### Problem to work on
For each line of the data that includes the word "this", copy the line.

[Entries taken from a collection]
Segment Open

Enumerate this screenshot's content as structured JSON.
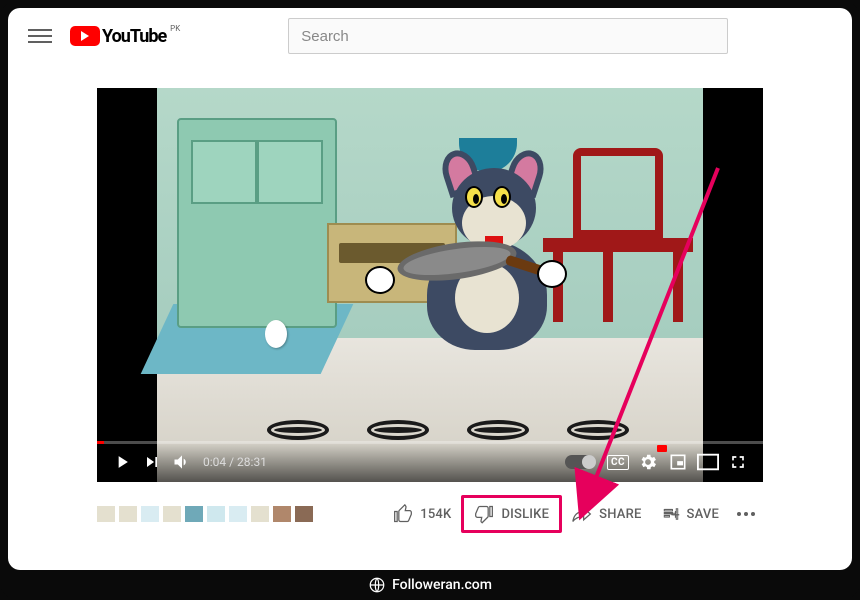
{
  "header": {
    "brand_text": "YouTube",
    "country_code": "PK",
    "search_placeholder": "Search"
  },
  "player": {
    "current_time": "0:04",
    "total_time": "28:31",
    "cc_label": "CC"
  },
  "actions": {
    "like_count": "154K",
    "dislike_label": "DISLIKE",
    "share_label": "SHARE",
    "save_label": "SAVE"
  },
  "blur_colors": [
    "#e4e0cf",
    "#e4e0cf",
    "#d9ecf2",
    "#e4e0cf",
    "#6fa9b8",
    "#cfe8ee",
    "#d9ecf2",
    "#e4e0cf",
    "#b0876b",
    "#8a6a55"
  ],
  "annotation": {
    "highlight_color": "#e6005c"
  },
  "watermark": {
    "text": "Followeran.com"
  }
}
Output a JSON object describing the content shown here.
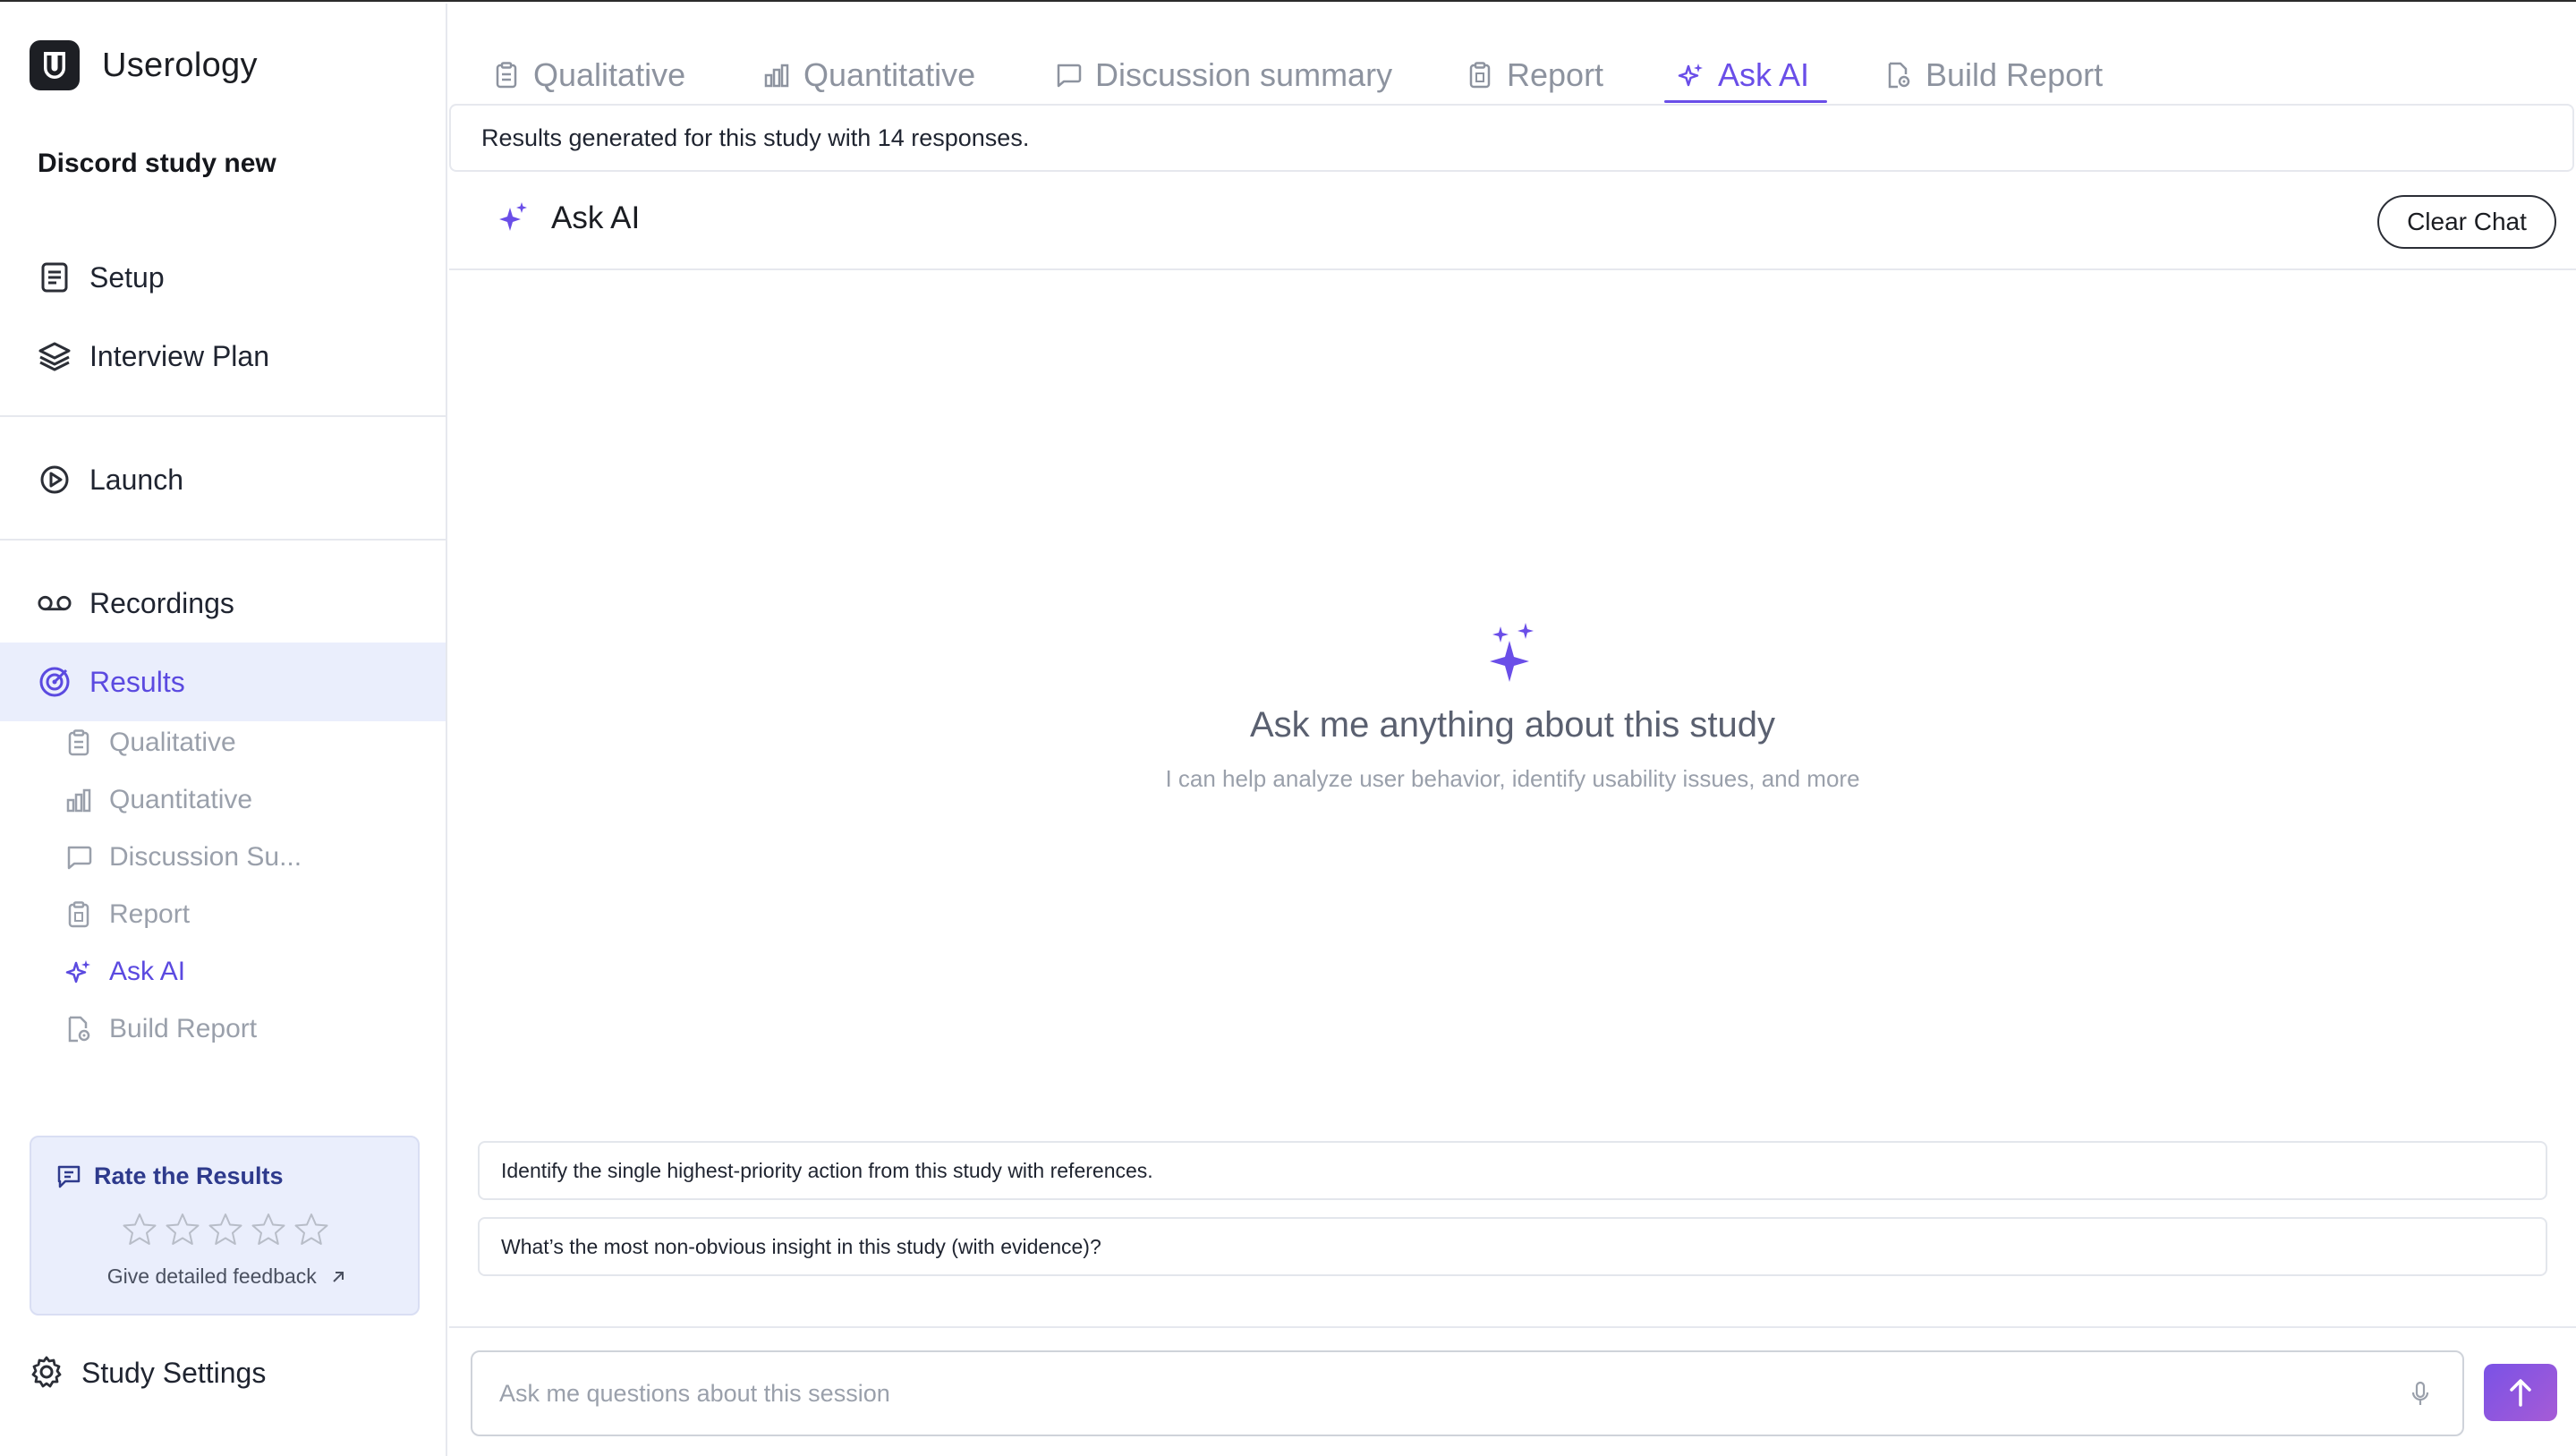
{
  "app": {
    "name": "Userology"
  },
  "study": {
    "name": "Discord study new"
  },
  "sidebar": {
    "nav": [
      {
        "label": "Setup",
        "icon": "document-icon"
      },
      {
        "label": "Interview Plan",
        "icon": "layers-icon"
      },
      {
        "label": "Launch",
        "icon": "play-circle-icon"
      },
      {
        "label": "Recordings",
        "icon": "voicemail-icon"
      },
      {
        "label": "Results",
        "icon": "target-icon",
        "active": true
      }
    ],
    "sub": [
      {
        "label": "Qualitative",
        "icon": "clipboard-icon"
      },
      {
        "label": "Quantitative",
        "icon": "bar-chart-icon"
      },
      {
        "label": "Discussion Su...",
        "icon": "chat-bubble-icon"
      },
      {
        "label": "Report",
        "icon": "clipboard-icon"
      },
      {
        "label": "Ask AI",
        "icon": "sparkles-icon",
        "active": true
      },
      {
        "label": "Build Report",
        "icon": "file-gear-icon"
      }
    ],
    "rate": {
      "title": "Rate the Results",
      "stars": 5,
      "rating": 0,
      "feedback_link": "Give detailed feedback"
    },
    "settings_label": "Study Settings"
  },
  "tabs": [
    {
      "label": "Qualitative",
      "icon": "clipboard-icon"
    },
    {
      "label": "Quantitative",
      "icon": "bar-chart-icon"
    },
    {
      "label": "Discussion summary",
      "icon": "chat-bubble-icon"
    },
    {
      "label": "Report",
      "icon": "clipboard-icon"
    },
    {
      "label": "Ask AI",
      "icon": "sparkles-icon",
      "active": true
    },
    {
      "label": "Build Report",
      "icon": "file-gear-icon"
    }
  ],
  "results_banner": "Results generated for this study with 14 responses.",
  "ask_ai": {
    "title": "Ask AI",
    "clear_label": "Clear Chat",
    "empty_title": "Ask me anything about this study",
    "empty_subtitle": "I can help analyze user behavior, identify usability issues, and more",
    "suggestions": [
      "Identify the single highest-priority action from this study with references.",
      "What’s the most non-obvious insight in this study (with evidence)?"
    ],
    "input_placeholder": "Ask me questions about this session"
  },
  "colors": {
    "accent": "#6a4ee8",
    "active_bg": "#eaeefc",
    "muted_text": "#9aa0ab"
  }
}
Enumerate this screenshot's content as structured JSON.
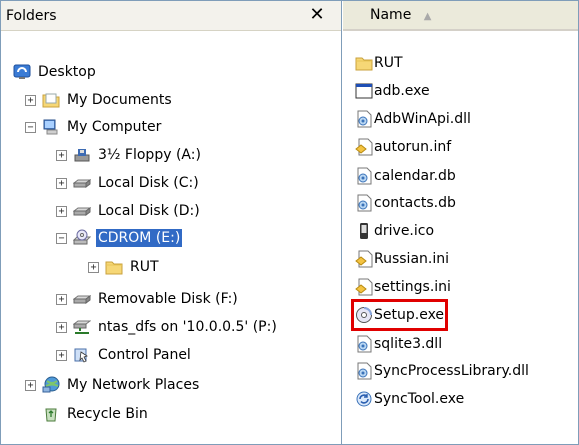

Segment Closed

### Response
Enumerate this screenshot's content as structured JSON.
  "results_banner": "Results generated for this study with 14 responses.",
    "empty_title": "Ask me anything about this study",
      "Identify the single highest-priority action from this study with references.",
      "What’s the most non-obvious insight in this study (with evidence)?"
    "input_placeholder": "Ask me questions about this session"
Enumerate this screenshot's content as structured JSON.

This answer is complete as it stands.